Armshaw said she stopped talking to some people who don’t share her views on COVID vaccines, in part to protect those she nannies for. “The toddlers and babies in my care are very important to me and I can’t imagine one of them getting COVID and getting very ill,” she said. “It’s scary living in a world where we just don’t know and people don’t care.”

The caregivers who already had COVID

For the families lucky enough to have avoided COVID so far, vaccines offer an extra layer of protection against infection, although there’s no guarantee of that. But for many others who have already tested positive, the shots are what they consider their only chance at preventing another traumatic COVID experience.

Keith Lieder, 37, of Michigan, contracted COVID in April 2020. Nearly two months later, Lieder lost 30 pounds after weeks of debilitating symptoms that kept him isolated from his two daughters, then 3 years and 6 months old, who were too young to be tested at the time. For two years now, Lieder has had long COVID, experiencing numbness on the right side of his body, sore throat, headaches, nerve pain, and dizziness, to name a few symptoms.

“It has been a horrible, horrible struggle mentally and physically. I used to be in great shape with no health problems and now every day is a struggle. It breaks my heart to even think about my children or anyone’s children having to deal with even a fraction of what I and my family have had to go through,” said Lieder, adding that he feels helpless, anxious, and frustrated over the foggy timeline for COVID vaccination for his daughters.

“And for that reason, we will be getting our children vaccinated as soon as we know it is safe to do so.”

Some caregivers remain hesitant

Whether triggered by the delay or not, some caregivers remain hesitant to vaccinate their kids while others are certain they won’t.

“We plan on vaccinating our baby, though we’d prefer not to be in the ‘first wave’ when emergency use is approved,” said Kim V., 34, mother to a 7-month-old in Ohio. “Vaccinating my child feels different than making the choice to get an emergency use vaccine for myself.”

Others are on the fence. “Half of me says yes because he doesn’t know a world without COVID and protocols. The other half of me says no because he is so young and if he had an adverse reaction it would kill me,” said Ali Morin, 28, mom to a 2-year-old.

Meanwhile, many caregivers say they are not anti-vaccine, but anti–COVID vaccine, sharing that they feel the coronavirus shots were developed too quickly or that they feel the risks for children are relatively low.

Dr. Lauren Gambill, a pediatric hospitalist at the University of Texas’s Dell Children’s Medical Center and professor at the Dell Medical School, said she worries the delay is “giving people pause,” but that “this is truly what transparency and science looks like.”

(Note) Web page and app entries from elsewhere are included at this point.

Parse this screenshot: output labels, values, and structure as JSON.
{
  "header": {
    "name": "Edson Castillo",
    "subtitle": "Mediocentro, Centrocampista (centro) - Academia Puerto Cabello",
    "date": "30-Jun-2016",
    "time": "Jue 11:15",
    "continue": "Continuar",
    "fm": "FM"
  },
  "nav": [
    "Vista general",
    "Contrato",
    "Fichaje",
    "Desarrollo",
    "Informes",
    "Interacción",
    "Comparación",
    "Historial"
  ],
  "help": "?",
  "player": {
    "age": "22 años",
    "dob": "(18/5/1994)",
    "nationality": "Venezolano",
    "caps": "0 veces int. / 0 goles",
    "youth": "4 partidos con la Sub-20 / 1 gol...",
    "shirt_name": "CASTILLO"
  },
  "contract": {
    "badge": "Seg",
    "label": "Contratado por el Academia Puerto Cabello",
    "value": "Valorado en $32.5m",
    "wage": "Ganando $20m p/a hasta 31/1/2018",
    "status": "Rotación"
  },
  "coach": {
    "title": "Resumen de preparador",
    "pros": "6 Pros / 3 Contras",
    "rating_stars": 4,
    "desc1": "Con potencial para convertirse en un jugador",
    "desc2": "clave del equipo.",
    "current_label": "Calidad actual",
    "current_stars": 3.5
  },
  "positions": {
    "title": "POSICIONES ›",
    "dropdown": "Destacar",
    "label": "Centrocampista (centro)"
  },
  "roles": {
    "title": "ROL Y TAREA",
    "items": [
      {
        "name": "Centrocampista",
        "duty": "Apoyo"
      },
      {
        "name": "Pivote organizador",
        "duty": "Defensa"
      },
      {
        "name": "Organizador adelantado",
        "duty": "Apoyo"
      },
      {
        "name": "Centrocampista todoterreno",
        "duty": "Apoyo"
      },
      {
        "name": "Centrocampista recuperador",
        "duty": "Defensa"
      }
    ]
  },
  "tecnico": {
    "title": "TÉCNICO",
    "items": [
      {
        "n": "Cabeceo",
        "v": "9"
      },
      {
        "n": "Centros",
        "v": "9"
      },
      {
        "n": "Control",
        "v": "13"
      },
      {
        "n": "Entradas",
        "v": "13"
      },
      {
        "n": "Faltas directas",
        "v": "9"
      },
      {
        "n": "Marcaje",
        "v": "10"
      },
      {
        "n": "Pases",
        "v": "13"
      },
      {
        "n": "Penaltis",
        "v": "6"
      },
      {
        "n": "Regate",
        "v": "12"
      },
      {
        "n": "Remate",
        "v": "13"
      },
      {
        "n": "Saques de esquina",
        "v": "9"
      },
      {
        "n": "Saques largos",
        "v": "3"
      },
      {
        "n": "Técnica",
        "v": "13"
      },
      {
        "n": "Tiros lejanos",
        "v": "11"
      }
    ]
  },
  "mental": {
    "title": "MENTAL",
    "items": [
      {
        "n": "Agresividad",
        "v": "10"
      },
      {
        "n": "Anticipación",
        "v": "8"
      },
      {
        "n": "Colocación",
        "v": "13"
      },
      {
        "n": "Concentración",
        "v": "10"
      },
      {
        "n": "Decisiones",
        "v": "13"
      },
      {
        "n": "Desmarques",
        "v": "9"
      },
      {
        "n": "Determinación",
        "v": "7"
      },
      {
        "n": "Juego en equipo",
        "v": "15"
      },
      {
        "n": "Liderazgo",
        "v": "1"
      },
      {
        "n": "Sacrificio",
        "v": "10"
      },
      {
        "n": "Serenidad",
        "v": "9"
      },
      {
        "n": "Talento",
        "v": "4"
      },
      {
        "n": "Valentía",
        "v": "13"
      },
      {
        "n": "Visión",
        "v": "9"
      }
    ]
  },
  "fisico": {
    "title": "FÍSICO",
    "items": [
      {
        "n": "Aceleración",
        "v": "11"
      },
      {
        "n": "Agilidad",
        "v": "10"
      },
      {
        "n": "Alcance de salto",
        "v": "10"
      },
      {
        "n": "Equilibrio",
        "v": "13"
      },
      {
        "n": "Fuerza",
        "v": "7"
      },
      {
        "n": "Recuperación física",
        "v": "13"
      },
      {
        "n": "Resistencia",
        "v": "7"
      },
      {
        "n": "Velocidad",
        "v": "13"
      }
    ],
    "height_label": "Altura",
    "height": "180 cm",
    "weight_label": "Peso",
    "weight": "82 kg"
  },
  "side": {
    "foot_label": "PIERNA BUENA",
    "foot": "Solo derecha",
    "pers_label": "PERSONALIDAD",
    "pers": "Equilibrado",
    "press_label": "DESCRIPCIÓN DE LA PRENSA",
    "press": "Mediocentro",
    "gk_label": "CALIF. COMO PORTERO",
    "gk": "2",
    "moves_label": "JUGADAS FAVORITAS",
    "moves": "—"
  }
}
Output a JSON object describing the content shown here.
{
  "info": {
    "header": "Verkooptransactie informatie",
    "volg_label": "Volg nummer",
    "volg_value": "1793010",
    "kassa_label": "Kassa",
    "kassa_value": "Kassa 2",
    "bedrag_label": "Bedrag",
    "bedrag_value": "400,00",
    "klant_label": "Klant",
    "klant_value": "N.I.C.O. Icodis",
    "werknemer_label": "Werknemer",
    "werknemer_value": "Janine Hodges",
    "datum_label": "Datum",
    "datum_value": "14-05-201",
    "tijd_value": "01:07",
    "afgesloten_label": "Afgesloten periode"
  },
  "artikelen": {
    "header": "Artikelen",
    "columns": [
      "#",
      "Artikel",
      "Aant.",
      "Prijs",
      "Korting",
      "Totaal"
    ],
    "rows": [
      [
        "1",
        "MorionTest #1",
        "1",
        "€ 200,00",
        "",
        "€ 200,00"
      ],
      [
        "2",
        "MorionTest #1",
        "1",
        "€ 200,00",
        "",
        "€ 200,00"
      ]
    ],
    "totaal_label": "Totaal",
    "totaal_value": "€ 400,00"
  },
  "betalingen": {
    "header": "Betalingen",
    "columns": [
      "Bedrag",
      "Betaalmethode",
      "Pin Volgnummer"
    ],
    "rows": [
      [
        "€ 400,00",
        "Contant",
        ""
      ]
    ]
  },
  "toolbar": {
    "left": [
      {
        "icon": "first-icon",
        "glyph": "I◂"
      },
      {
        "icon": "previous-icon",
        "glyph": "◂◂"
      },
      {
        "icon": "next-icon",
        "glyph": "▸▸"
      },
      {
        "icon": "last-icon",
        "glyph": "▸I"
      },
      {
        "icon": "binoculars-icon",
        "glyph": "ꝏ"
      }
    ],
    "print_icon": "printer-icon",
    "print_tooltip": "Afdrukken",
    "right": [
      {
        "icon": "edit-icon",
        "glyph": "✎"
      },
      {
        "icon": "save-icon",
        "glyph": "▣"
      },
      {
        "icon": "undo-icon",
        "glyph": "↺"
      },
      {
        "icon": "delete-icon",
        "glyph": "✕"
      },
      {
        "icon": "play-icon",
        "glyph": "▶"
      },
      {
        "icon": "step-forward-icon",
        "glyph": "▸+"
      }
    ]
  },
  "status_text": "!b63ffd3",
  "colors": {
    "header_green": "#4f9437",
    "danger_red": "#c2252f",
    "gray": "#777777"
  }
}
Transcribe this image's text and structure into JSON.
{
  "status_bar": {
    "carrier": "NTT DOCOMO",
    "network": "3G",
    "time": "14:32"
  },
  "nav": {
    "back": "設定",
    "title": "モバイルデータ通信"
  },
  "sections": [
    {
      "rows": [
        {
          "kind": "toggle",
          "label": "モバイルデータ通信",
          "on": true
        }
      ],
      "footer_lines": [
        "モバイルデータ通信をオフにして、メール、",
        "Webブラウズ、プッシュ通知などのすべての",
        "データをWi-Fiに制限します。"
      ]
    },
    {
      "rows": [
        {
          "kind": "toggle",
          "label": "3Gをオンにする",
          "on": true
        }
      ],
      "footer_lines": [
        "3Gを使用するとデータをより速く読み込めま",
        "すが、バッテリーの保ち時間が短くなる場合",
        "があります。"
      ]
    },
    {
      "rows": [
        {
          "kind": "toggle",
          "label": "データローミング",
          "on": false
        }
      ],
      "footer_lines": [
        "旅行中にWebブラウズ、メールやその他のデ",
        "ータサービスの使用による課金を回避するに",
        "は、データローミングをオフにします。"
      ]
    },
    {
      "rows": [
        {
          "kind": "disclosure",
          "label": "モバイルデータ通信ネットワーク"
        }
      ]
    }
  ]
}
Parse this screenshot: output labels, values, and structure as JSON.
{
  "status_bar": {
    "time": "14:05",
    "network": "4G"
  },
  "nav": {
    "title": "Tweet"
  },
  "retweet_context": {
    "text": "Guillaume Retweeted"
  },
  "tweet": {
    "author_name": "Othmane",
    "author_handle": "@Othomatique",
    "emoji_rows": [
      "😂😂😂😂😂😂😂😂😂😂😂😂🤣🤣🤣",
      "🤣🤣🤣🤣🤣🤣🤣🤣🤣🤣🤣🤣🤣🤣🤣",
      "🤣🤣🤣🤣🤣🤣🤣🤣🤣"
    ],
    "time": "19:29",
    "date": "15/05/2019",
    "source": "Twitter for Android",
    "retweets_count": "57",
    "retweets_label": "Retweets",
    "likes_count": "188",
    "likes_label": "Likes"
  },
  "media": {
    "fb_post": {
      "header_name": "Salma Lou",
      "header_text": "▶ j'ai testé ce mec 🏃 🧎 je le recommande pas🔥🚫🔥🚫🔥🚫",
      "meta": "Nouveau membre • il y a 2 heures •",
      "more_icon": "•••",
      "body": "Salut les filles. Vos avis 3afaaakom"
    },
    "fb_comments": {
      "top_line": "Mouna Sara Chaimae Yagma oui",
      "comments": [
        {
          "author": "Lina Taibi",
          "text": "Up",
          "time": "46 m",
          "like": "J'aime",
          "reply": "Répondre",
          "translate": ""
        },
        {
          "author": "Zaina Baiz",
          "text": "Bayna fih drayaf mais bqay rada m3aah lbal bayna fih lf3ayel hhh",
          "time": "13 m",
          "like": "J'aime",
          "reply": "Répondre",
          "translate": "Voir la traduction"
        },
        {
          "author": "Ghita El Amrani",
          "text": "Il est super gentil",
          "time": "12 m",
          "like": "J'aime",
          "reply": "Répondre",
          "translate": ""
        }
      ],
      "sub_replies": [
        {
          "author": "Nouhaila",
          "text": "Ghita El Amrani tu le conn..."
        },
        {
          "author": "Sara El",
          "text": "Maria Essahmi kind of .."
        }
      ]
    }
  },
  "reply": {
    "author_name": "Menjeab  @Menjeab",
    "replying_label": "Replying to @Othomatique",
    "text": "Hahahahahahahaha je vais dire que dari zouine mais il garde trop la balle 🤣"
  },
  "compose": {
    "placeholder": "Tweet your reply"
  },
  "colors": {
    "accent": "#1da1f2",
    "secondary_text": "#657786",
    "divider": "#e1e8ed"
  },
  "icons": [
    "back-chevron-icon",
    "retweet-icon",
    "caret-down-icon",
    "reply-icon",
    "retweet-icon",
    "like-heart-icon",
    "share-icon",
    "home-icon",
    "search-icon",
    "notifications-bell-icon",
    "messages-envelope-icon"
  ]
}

“It’s disappointing as a pediatrician and parent of two kids that fall in this age range, but I think that the delay to me is evidence of the rigor and safety of the overall process,” Gambill said. “I think everyone has the right to be frustrated, but this reassures me that when the vaccine is available it will, without a doubt, work and be safe.”